App and web page records:

+++++

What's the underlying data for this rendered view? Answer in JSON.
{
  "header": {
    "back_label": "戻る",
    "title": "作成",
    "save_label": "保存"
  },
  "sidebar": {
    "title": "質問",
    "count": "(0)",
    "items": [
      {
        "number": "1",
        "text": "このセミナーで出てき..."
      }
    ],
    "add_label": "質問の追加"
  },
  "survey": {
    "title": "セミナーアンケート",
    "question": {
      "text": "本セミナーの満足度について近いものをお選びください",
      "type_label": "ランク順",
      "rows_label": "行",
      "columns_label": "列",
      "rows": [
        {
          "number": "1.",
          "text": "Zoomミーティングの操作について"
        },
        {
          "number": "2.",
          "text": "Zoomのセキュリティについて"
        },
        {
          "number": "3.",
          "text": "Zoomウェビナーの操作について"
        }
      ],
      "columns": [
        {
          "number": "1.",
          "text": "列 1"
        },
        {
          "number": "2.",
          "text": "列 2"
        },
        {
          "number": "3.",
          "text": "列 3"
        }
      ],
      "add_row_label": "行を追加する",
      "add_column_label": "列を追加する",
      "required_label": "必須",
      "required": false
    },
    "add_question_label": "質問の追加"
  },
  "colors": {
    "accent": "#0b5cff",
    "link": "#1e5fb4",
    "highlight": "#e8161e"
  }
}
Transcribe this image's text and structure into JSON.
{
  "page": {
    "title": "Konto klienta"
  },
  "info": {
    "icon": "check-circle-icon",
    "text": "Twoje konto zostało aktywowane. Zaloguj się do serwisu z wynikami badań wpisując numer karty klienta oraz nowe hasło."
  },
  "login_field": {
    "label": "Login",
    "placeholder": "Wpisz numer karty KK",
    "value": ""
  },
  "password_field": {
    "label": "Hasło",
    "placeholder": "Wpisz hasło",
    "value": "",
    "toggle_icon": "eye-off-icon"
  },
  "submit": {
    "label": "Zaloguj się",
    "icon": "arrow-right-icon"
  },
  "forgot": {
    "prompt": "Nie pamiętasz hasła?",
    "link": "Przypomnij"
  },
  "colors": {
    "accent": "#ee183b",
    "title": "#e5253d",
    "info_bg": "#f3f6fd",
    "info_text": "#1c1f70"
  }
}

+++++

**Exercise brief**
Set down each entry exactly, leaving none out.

**Output for this task**
What's the underlying data for this rendered view? Answer in JSON.
{
  "header": {
    "back_label": "戻る",
    "title": "作成",
    "save_label": "保存"
  },
  "sidebar": {
    "title": "質問",
    "count": "(0)",
    "items": [
      {
        "number": "1",
        "text": "このセミナーで出てき..."
      }
    ],
    "add_label": "質問の追加"
  },
  "survey": {
    "title": "セミナーアンケート",
    "question": {
      "text": "本セミナーの満足度について近いものをお選びください",
      "type_label": "ランク順",
      "rows_label": "行",
      "columns_label": "列",
      "rows": [
        {
          "number": "1.",
          "text": "Zoomミーティングの操作について"
        },
        {
          "number": "2.",
          "text": "Zoomのセキュリティについて"
        },
        {
          "number": "3.",
          "text": "Zoomウェビナーの操作について"
        }
      ],
      "columns": [
        {
          "number": "1.",
          "text": "列 1"
        },
        {
          "number": "2.",
          "text": "列 2"
        },
        {
          "number": "3.",
          "text": "列 3"
        }
      ],
      "add_row_label": "行を追加する",
      "add_column_label": "列を追加する",
      "required_label": "必須",
      "required": false
    },
    "add_question_label": "質問の追加"
  },
  "colors": {
    "accent": "#0b5cff",
    "link": "#1e5fb4",
    "highlight": "#e8161e"
  }
}
Transcribe this image's text and structure into JSON.
{
  "page": {
    "title": "Konto klienta"
  },
  "info": {
    "icon": "check-circle-icon",
    "text": "Twoje konto zostało aktywowane. Zaloguj się do serwisu z wynikami badań wpisując numer karty klienta oraz nowe hasło."
  },
  "login_field": {
    "label": "Login",
    "placeholder": "Wpisz numer karty KK",
    "value": ""
  },
  "password_field": {
    "label": "Hasło",
    "placeholder": "Wpisz hasło",
    "value": "",
    "toggle_icon": "eye-off-icon"
  },
  "submit": {
    "label": "Zaloguj się",
    "icon": "arrow-right-icon"
  },
  "forgot": {
    "prompt": "Nie pamiętasz hasła?",
    "link": "Przypomnij"
  },
  "colors": {
    "accent": "#ee183b",
    "title": "#e5253d",
    "info_bg": "#f3f6fd",
    "info_text": "#1c1f70"
  }
}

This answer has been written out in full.